> _About this task_
Copy out the listing below so that each line matches exactly.

> _The data_
==================================================

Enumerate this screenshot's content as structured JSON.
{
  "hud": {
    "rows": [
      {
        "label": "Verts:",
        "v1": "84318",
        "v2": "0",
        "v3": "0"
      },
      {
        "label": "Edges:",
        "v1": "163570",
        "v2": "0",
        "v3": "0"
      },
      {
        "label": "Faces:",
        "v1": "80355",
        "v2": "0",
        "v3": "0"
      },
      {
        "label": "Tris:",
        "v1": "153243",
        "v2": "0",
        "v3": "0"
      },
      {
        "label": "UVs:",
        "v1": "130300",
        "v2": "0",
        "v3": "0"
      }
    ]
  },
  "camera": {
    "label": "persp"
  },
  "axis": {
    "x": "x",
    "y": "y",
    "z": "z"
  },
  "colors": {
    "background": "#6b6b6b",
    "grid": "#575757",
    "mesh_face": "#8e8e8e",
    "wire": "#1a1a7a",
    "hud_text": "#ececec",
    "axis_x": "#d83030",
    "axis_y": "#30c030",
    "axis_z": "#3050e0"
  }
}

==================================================

> _Answer section_
Enumerate this screenshot's content as structured JSON.
{
  "hud": {
    "rows": [
      {
        "label": "Verts:",
        "v1": "84318",
        "v2": "0",
        "v3": "0"
      },
      {
        "label": "Edges:",
        "v1": "163570",
        "v2": "0",
        "v3": "0"
      },
      {
        "label": "Faces:",
        "v1": "80355",
        "v2": "0",
        "v3": "0"
      },
      {
        "label": "Tris:",
        "v1": "153243",
        "v2": "0",
        "v3": "0"
      },
      {
        "label": "UVs:",
        "v1": "130300",
        "v2": "0",
        "v3": "0"
      }
    ]
  },
  "camera": {
    "label": "persp"
  },
  "axis": {
    "x": "x",
    "y": "y",
    "z": "z"
  },
  "colors": {
    "background": "#6b6b6b",
    "grid": "#575757",
    "mesh_face": "#8e8e8e",
    "wire": "#1a1a7a",
    "hud_text": "#ececec",
    "axis_x": "#d83030",
    "axis_y": "#30c030",
    "axis_z": "#3050e0"
  }
}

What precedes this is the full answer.